By Modupe Gbadeyanka
Government has been urged to implement and enforce the Violence Against Persons (Prohibition) Act (VAPP), which gives protection to widows in the country.
This appeal was made by a non-governmental organisation in Nigeria known as the Chinwe Bode-Akinwande (CBA) Foundation.
Founder of the group, Mrs Chinwe Bode-Akinwande, noted that the government needs to create more awareness about the act for widows to know their rights and also for people to tread with caution.
Speaking with newsmen through a virtual conference in Lagos on Tuesday in commemoration of the 2020 United Nations’ International Widows’ Day, she said this call has become necessary as a result of the spike in cases of rape, sexual harassment, confiscation of properties, violence, dehumanization, discrimination, poverty and all manners of molestations suffered mostly by women, especially the widows and their children.
“Nobody wishes to lose a loved one; losing someone is never easy and having to live life without your partner is even harder.
“For women all over the world, the loss of a spouse is even bigger as they have to struggle for their basic needs, rights and dignity.
“As we mark International Widows’ Day 2020 today, June 23, I implore us all to take a closer look at our immediate environ, culture/tradition, families, history and significance of the day,” she said.
“According to the United Nations, there are an estimated 258 million widows around the world, and nearly one in ten lives in extreme poverty.
“Apart from that, 2.7 billion women are denied access to the same choice of jobs as men due to certain unconfronted restrictions, and lots face gender-based violence even today.
“The issue of rape, sexual harassment and all manners of molestations are suffered mostly by women not to think of the most vulnerable amongst them – the widows,” the banker stated.
She added that sufficient evidence suggests that widowed women “are severely affected financially, psychologically, sexually and socially and these are rooted in cultural and traditional practices as well as the socialization processes that condition women to dependence.
These conditions have erected enormous difficulties for women to creatively initiate new robust relationships with both men and women in social and economic spheres upon widowhood.
“It’s even sadder that widows are not looked after by families, private sectors, governments etc. and to worsen the matter, societies curse them.
“Their children also face several problems like being withdrawn from the school and becoming more vulnerable to abuse.
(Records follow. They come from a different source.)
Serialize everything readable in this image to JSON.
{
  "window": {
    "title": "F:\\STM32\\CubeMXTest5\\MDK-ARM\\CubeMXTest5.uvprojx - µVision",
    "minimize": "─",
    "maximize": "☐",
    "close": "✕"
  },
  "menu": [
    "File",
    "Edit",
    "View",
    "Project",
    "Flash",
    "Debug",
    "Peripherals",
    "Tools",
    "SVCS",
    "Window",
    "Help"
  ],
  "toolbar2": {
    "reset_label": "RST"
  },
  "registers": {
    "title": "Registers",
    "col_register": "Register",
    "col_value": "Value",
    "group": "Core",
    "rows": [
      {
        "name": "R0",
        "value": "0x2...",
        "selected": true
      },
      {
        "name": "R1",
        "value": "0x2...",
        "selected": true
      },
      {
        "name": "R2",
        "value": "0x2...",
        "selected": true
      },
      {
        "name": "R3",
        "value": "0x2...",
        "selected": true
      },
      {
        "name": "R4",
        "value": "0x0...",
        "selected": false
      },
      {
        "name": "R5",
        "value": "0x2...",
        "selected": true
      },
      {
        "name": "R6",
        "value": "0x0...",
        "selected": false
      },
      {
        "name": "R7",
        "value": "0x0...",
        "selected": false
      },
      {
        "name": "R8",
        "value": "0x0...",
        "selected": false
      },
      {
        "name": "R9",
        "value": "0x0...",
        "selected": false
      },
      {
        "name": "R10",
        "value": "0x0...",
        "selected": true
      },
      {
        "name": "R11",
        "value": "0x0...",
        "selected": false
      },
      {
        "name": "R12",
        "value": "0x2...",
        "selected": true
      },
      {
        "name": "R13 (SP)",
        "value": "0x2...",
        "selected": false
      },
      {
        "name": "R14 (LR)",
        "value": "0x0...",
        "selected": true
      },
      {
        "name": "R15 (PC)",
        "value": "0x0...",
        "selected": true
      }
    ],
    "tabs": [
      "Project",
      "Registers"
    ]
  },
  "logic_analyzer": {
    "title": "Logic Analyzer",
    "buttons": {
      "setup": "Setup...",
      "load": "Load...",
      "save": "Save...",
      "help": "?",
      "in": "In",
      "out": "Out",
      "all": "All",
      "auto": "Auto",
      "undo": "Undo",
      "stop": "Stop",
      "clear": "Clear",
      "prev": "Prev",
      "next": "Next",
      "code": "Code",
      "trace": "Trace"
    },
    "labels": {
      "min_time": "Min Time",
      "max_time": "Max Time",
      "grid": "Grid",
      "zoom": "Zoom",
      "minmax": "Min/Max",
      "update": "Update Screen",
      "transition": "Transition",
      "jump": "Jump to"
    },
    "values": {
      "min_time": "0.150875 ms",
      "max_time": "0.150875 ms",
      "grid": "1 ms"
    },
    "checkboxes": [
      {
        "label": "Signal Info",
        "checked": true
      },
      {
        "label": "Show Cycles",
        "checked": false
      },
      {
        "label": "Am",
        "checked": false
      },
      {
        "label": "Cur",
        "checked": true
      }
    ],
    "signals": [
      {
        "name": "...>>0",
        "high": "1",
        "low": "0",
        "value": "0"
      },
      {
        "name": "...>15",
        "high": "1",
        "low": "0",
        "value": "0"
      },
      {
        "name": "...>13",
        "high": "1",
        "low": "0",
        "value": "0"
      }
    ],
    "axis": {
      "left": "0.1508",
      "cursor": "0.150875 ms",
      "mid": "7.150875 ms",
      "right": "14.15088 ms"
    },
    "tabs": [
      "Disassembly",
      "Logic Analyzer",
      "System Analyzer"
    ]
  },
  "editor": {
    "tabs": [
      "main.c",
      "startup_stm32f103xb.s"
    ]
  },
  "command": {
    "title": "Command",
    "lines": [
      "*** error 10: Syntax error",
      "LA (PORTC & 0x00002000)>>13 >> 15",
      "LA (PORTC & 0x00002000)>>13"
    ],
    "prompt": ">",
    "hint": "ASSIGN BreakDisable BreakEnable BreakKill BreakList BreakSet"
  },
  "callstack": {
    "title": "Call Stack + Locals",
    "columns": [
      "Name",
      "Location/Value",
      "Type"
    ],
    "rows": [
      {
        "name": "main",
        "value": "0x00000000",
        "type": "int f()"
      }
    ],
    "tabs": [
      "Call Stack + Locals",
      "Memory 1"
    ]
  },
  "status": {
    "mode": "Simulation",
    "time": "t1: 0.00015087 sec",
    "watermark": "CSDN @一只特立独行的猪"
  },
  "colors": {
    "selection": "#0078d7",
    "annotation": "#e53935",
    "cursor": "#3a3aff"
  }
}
The CBA Foundation has joined to lend its voice for the past five years,” Mrs Bode-Akinwande stressed.
She added that there was a need to develop policies and programmes to address the problems that widows face in the world, which is the reason she founded the CBA Foundation.
“The day is important as it brings about awareness among the public the problems that widows face all over the world. It is a time to reflect on the progress that has been made and to celebrate acts of courage and determination by ordinary women.
“It is also a day to draw the attention of the people to take action and provide full rights and recognition for widows. The purpose for marking this day is clear – to care for widows and their children and to change the culture that discriminates against them.
“We are therefore calling on well-meaning Nigerians to join us today to give them hope, stop dehumanization and injustice towards them,” Mrs Bode-Akinwande said.
International Widows Day is a United Nations-ratified day of action to address the ‘poverty and injustice faced by millions of widows and their dependents in many countries.’
Established by The Loomba Foundation, the day takes place annually on June 23. This year, the theme was I am Generation Equality: Realizing Women’s Rights, which is aligned with UN Women’s new multi-generational campaign, Generation Equality.
Established in 2015, the CBA Foundation, under its 5-point agenda, has reached out to thousands of underprivileged widows and children through skills acquisition training, health intervention, business start-ups and provision of clothing, nutrition and tuition fees for the children.
In breakdown, 5,600 widows have been empowered through its women empowerment and capacity building initiative; over 3,500 underprivileged widows have received health intervention; over 3,500 have also received food items.
The foundation has also reinstated 45 children in school, empowered 120 widows financially to start a business of their own and also, provided palliative to 250 widows during the COVID-19 pandemic lock-down.